5) NIFTy can calculate the gradient of the information Hamiltonian and the Fischer information metric with respect to all unknown parameters, here :math:`{\xi}` and :math:`{\tau}`, by automatic differentiation. The gradients are used for MAP and HMCF estimates, and the Fischer matrix is required in addition to the gradient by Metric Gaussian Variational Inference (MGVI), which is also available in NIFTY. MGVI is an implicit operator extension of Automatic Differentiation Variational Inference (ADVI).

5) NIFTy can calculate the gradient of the information Hamiltonian and the Fischer information metric with respect to all unknown parameters, here :math:`{\xi}` and :math:`{\tau}`, by automatic differentiation. The gradients are used for MAP and HMCF estimates, and the Fischer matrix is required in addition to the gradient by Metric Gaussian Variational Inference (MGVI), which is available in NIFTy as well. MGVI is an implicit operator extension of Automatic Differentiation Variational Inference (ADVI).

The reconstruction of a non-Gaussian signal with unknown covarinance from a complex (tomographic) response is performed by demos/getting_started_3.py. Here, the uncertainty of the field and the power spectrum of its generating process are probed via posterior samples provided by the MGVI algorithm.

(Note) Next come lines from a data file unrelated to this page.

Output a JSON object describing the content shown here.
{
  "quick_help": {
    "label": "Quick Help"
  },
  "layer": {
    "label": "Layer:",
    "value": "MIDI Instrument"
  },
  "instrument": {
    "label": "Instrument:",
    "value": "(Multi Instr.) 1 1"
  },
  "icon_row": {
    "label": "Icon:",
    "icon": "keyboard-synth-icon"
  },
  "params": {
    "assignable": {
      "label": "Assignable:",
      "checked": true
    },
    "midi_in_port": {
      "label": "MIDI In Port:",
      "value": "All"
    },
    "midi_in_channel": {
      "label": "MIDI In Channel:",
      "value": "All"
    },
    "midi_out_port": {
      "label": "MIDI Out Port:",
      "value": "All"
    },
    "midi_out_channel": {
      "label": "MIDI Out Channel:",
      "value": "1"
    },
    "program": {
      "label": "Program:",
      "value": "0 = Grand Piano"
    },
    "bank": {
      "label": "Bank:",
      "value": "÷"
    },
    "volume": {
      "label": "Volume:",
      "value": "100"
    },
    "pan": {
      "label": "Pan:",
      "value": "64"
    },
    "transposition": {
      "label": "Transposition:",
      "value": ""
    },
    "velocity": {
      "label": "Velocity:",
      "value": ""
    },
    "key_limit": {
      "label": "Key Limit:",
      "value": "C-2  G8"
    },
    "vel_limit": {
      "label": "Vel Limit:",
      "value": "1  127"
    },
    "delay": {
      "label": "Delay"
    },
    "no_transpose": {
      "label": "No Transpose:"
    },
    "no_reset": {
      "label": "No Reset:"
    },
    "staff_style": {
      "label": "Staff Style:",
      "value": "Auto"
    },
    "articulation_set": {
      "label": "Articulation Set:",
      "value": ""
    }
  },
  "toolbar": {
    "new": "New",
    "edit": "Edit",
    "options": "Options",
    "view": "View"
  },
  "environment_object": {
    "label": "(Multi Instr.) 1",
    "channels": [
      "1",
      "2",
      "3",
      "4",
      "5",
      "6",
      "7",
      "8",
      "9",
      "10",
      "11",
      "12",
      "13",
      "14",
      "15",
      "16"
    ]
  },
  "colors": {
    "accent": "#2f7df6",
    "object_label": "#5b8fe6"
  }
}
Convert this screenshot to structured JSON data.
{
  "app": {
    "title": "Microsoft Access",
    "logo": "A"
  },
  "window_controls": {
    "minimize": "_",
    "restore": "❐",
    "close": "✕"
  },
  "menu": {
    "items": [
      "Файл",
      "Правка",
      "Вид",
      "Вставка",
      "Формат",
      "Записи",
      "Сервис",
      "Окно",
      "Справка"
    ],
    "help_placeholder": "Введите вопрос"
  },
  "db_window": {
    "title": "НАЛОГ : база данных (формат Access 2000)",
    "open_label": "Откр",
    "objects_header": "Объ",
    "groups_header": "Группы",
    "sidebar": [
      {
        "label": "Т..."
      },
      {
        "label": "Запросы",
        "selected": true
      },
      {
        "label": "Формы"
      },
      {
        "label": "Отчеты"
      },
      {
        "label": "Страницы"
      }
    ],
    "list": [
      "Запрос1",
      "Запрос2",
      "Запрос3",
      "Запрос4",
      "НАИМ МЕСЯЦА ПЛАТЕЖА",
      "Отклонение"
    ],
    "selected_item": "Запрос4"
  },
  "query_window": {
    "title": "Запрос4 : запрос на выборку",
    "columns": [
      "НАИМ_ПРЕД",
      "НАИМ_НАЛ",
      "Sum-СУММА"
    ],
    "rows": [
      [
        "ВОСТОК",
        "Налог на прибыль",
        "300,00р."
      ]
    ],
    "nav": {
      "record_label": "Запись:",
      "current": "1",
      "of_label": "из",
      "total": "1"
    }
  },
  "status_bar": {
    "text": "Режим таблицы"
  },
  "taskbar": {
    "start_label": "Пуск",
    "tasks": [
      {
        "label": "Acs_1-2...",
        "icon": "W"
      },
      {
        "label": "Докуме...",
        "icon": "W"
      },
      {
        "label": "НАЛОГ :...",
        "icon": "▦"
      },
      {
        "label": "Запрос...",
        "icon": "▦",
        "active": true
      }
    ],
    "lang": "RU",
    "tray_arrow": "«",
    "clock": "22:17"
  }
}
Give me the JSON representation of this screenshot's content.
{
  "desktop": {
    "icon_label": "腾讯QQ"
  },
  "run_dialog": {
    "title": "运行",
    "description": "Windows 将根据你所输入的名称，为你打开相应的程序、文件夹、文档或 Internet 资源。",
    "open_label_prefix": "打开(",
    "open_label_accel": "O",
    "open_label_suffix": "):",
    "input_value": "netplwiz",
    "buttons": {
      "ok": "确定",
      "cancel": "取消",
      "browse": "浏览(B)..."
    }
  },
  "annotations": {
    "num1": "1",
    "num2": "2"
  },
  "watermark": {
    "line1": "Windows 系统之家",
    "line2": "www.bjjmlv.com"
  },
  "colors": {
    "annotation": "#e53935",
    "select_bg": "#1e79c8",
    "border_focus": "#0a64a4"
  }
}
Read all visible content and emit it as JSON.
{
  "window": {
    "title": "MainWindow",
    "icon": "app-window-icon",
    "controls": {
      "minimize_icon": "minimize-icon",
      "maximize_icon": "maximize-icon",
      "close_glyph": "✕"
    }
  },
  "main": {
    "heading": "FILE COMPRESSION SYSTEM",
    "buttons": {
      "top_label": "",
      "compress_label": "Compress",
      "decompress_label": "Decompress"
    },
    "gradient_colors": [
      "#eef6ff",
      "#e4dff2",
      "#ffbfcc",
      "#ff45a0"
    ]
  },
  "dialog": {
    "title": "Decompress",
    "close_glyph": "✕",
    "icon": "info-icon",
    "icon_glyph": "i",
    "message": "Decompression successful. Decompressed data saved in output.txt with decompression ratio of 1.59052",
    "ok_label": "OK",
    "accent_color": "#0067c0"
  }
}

The reconstruction of a non-Gaussian signal with unknown covarinance from a non-trivial (tomographic) response is demonstrated in demos/getting_started_3.py. Here, the uncertainty of the field and the power spectrum of its generating process are probed via posterior samples provided by the MGVI algorithm.